Founded in Boston, Massachusetts in 1997, GRI (Global Reporting Initiative) is an international independent standards organisation that helps companies, governments, and other organisations understand and report on their ESG impact.

GRI sustainability reporting refers to the process of collecting and disclosing ESG-related information according to the Global Reporting Initiative guidelines.

What are GRI Standards?

GRI Standards, which are set by the Global Sustainability Standards Board (GSSB), help organisations understand and disclose their sustainability impacts. 

In the words of GRI, the Standards “create a common language for organisations — large or small, private or public — to report on their sustainability impacts in a consistent and credible way.”

The Standards are divided into different modules: universal standards (which apply to all topics), and topic-specific standards that cover different economic, environmental, and social impacts.

gri_overviewOverview of GRI Standards. Source: GRI

In addition, the GSSB is also developing sector disclosures that aim to offer more specific sector-based guidance for high-impact industries. Standards currently under development as part of the sector program include:

Each GRI Standard relates to one specific topic, and includes requirements, recommendations, and guidance for using and implementing the standard. 

For example, as of May 2020, the standard “GRI 302: Energy” lays out five energy-related disclosures:

  • Energy consumption within the organisation
  • Energy consumption outside of the organisation
  • Energy intensity
  • Reduction of energy consumption
  • Reduction in energy requirements of products and services

Each of the five disclosures includes specific required metrics, as well as recommendations and guidance for calculating those metrics, making them more transparent, and applying them to reporting. 

You can download the full list of GRI Standards, as well as other resources, directly from the GRI website.

What are the GRI G4 reporting guidelines?

In 2013, the Global Reporting Initiative guidelines for reporting were in their fourth iteration (hence “G4”). However, GRI has since transitioned to “GRI Standards,” which have superseded the G4 guidelines. 

Organisations that plan to disclose using the GRI framework should follow the latest versions of GRI Standards.

What organisations use GRI Standards for reporting?

GRI is one of the most widely adopted ESG reporting frameworks, especially among large organisations.
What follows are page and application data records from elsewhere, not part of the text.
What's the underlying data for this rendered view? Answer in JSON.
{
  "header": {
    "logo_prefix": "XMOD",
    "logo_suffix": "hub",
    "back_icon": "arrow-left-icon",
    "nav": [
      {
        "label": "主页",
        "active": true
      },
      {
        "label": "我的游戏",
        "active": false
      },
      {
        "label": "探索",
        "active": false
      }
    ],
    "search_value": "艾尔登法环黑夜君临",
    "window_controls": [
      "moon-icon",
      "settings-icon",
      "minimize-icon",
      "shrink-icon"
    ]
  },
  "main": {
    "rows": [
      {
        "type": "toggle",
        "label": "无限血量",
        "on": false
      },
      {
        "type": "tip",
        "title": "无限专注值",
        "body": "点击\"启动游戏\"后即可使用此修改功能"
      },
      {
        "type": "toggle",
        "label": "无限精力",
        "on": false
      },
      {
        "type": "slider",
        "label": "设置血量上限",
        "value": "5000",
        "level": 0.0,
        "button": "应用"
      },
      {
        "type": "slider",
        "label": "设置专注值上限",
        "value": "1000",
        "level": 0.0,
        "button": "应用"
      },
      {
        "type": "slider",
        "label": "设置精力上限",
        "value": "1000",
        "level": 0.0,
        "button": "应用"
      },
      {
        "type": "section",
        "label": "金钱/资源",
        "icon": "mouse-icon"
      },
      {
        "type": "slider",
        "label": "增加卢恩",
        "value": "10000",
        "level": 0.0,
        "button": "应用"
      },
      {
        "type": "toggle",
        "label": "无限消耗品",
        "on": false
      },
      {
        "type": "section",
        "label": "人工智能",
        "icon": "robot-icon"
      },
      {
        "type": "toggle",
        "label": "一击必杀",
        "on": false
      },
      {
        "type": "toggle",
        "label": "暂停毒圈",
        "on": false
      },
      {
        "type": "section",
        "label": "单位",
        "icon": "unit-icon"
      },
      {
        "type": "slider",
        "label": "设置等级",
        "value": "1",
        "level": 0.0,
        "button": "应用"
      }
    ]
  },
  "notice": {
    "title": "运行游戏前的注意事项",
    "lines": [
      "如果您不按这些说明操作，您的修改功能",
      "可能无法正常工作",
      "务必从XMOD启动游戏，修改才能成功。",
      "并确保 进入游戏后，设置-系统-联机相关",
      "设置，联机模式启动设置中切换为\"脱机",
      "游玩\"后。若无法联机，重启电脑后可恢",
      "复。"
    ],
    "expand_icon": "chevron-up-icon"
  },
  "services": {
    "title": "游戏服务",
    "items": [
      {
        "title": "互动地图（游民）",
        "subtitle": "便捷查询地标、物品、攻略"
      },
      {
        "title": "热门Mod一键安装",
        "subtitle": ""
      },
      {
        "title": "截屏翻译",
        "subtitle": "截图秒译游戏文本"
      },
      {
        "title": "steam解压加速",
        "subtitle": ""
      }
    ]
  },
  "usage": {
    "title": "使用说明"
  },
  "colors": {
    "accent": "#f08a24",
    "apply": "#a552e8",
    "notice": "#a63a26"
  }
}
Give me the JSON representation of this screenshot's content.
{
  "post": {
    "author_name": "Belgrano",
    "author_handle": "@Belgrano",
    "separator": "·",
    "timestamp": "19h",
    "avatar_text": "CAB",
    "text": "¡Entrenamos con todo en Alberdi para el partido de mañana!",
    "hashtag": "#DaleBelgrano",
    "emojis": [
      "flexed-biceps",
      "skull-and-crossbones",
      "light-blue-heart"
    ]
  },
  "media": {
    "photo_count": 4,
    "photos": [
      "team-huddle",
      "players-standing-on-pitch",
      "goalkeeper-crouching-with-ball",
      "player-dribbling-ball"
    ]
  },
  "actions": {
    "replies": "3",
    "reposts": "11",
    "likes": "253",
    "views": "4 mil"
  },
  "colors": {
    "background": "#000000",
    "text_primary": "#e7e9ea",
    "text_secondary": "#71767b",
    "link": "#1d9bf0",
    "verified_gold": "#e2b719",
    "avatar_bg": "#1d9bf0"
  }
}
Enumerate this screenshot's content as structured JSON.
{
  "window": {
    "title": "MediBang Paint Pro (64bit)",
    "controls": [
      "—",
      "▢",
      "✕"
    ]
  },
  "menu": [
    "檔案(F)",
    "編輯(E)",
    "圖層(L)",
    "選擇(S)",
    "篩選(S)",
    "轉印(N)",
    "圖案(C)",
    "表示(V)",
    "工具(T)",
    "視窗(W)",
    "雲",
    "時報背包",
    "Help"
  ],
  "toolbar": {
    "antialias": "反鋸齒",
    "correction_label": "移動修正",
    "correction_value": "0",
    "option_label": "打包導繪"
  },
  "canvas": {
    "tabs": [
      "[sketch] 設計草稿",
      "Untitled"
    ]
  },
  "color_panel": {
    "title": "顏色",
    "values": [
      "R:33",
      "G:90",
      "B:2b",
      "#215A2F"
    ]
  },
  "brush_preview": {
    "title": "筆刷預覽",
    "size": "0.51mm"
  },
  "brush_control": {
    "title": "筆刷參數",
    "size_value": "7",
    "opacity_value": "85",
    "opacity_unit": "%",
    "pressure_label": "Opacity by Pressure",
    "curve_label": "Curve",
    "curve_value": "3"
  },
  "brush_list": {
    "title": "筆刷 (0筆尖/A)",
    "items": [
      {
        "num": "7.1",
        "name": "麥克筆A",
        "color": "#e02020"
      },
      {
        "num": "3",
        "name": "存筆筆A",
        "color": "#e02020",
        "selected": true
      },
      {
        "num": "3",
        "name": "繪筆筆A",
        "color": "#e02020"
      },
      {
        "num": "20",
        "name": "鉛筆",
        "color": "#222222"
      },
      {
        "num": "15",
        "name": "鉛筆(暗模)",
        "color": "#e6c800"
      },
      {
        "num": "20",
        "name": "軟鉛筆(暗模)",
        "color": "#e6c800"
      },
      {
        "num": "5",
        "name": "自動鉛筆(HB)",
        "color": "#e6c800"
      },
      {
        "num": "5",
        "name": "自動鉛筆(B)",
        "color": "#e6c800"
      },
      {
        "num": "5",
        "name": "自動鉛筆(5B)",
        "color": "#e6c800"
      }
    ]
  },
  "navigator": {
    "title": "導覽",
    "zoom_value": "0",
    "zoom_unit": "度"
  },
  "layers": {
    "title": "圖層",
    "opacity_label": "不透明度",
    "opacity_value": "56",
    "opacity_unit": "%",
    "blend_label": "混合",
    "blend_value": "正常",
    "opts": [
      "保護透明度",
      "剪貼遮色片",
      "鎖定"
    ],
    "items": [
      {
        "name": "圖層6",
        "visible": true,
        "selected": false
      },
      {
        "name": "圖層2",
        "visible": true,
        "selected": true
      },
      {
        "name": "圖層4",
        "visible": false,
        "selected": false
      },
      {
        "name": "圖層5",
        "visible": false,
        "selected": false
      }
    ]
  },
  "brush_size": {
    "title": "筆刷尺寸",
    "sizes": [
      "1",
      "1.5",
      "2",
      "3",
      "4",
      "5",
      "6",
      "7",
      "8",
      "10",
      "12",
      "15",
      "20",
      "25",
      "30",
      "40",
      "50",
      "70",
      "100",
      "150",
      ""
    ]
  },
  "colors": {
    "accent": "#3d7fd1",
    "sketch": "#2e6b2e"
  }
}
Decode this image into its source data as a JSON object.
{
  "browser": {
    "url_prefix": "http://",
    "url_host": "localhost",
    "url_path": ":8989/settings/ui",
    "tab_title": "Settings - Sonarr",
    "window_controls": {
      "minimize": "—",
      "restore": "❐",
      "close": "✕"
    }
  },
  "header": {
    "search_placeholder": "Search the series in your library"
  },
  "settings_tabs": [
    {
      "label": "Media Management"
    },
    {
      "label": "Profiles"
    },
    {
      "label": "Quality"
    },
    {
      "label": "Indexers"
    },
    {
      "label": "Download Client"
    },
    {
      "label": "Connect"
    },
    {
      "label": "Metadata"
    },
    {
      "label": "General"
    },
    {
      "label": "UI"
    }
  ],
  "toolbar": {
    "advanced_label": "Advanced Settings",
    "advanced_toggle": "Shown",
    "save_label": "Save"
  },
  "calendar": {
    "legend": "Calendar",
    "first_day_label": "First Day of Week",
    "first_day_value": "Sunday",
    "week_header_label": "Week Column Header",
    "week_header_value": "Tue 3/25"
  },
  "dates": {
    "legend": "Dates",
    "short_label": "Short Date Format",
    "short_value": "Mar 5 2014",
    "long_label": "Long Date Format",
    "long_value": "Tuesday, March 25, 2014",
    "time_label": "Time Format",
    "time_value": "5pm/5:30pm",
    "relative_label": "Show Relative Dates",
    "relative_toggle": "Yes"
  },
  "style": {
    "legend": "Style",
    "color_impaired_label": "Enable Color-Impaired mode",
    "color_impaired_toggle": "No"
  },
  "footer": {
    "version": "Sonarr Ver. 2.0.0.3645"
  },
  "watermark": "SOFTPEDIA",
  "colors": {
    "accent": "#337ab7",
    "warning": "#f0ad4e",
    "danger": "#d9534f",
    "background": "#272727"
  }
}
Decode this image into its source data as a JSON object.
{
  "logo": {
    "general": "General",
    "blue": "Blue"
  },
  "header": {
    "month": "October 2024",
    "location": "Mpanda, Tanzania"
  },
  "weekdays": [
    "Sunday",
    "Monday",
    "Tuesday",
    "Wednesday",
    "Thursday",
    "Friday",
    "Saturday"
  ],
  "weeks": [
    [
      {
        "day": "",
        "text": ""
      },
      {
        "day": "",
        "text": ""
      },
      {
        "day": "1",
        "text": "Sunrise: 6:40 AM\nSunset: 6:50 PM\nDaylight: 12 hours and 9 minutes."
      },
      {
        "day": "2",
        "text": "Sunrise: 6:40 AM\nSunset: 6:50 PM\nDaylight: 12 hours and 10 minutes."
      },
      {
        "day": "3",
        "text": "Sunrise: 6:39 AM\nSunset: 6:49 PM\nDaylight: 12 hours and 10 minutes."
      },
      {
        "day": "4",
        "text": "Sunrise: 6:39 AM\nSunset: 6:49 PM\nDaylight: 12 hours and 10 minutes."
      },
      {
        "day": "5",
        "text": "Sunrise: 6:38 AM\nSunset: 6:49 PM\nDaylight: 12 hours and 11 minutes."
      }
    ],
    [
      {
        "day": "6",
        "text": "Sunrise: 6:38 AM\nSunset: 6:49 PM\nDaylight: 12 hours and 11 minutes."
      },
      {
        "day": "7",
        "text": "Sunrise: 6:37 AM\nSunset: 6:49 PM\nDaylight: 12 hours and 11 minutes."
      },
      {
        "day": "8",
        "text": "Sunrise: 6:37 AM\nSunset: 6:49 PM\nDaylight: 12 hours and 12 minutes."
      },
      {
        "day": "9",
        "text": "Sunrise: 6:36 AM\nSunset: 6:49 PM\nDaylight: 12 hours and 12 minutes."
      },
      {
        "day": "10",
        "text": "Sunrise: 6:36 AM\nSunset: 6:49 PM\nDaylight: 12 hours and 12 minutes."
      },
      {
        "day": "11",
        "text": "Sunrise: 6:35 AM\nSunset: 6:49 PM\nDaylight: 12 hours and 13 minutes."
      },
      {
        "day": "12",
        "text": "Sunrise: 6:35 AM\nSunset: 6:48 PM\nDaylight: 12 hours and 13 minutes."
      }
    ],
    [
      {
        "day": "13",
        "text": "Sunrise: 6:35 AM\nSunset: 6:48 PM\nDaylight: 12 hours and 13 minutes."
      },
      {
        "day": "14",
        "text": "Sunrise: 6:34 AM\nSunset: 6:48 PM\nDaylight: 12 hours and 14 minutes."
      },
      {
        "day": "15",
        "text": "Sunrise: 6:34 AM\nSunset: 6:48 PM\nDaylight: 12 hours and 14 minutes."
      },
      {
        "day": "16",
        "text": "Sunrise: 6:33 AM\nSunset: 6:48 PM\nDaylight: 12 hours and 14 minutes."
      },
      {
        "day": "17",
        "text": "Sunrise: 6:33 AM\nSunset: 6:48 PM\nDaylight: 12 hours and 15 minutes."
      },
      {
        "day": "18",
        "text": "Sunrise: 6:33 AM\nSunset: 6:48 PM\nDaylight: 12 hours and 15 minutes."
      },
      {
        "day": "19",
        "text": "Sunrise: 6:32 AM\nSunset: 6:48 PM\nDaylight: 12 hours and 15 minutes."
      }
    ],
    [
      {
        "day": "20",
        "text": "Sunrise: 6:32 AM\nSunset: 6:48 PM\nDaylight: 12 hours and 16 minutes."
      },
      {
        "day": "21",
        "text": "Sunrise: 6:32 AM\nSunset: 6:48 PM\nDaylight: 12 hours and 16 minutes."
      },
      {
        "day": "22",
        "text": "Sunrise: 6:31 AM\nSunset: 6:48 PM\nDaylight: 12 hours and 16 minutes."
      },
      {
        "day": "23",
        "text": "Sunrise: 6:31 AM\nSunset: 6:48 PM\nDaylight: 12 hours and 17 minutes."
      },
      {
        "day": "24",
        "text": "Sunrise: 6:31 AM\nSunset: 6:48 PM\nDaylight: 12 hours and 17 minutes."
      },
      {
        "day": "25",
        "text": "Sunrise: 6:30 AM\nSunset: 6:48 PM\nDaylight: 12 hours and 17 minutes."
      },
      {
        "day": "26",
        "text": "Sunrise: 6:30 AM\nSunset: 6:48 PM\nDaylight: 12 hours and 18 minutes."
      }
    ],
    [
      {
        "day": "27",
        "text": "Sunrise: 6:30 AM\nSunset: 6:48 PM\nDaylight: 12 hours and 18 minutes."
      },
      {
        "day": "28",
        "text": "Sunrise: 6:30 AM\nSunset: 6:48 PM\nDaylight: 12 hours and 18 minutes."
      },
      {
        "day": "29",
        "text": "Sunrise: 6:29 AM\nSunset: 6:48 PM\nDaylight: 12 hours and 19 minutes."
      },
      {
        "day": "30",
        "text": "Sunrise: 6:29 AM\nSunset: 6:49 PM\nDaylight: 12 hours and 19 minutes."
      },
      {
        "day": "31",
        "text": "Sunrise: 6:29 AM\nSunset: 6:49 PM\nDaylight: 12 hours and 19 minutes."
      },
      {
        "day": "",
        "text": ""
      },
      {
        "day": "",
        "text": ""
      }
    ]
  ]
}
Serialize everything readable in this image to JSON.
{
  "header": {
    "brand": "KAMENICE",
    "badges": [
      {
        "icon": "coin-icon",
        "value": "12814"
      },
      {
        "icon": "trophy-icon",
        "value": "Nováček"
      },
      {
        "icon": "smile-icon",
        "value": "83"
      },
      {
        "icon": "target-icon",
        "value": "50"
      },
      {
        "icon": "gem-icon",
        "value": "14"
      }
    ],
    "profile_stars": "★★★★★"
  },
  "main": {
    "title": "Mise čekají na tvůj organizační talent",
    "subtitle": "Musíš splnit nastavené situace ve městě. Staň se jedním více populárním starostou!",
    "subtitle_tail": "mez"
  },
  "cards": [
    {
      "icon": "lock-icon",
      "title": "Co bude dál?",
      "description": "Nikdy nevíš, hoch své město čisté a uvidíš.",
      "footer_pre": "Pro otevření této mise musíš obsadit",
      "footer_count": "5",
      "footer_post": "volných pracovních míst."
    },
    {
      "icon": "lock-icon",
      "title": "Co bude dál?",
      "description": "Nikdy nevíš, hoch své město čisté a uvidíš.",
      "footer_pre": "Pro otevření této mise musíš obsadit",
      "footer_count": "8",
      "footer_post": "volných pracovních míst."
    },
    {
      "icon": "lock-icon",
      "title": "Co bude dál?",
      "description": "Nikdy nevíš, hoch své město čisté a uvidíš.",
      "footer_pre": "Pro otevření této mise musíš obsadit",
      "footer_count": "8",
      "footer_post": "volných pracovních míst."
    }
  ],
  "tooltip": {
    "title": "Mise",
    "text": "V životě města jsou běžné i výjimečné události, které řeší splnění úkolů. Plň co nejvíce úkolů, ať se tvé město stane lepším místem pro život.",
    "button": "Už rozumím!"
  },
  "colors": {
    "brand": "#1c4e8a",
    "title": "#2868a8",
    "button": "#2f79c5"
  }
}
In fact, 73% of G250 companies (the world's 250 largest companies by revenue) use GRI Standards to report on ESG. 

Most organisations align their annual CSR or Sustainability reports with the GRI Standards as a way to showcase disclosure to their stakeholders.

To keep track of who reports using the framework, GRI has a searchable database, the Sustainability Disclosure Database. Notable GRI reporting companies include Adidas, BP, and Vodafone, just to name a few.

Can GRI software help with reporting?

If you’re looking for a GRI Standards tool to help you keep track of your sustainability metrics and manage reporting, consider a software solution like Rio.

Rio is an intelligent and accessible sustainability software platform that helps businesses and individuals become more sustainable through data analysis, learning, and governance. The user-friendly system can automatically ingest data from other platforms, generate GRI reports, and provide intelligent sustainability recommendations based on your data.

Want to learn more about ESG frameworks?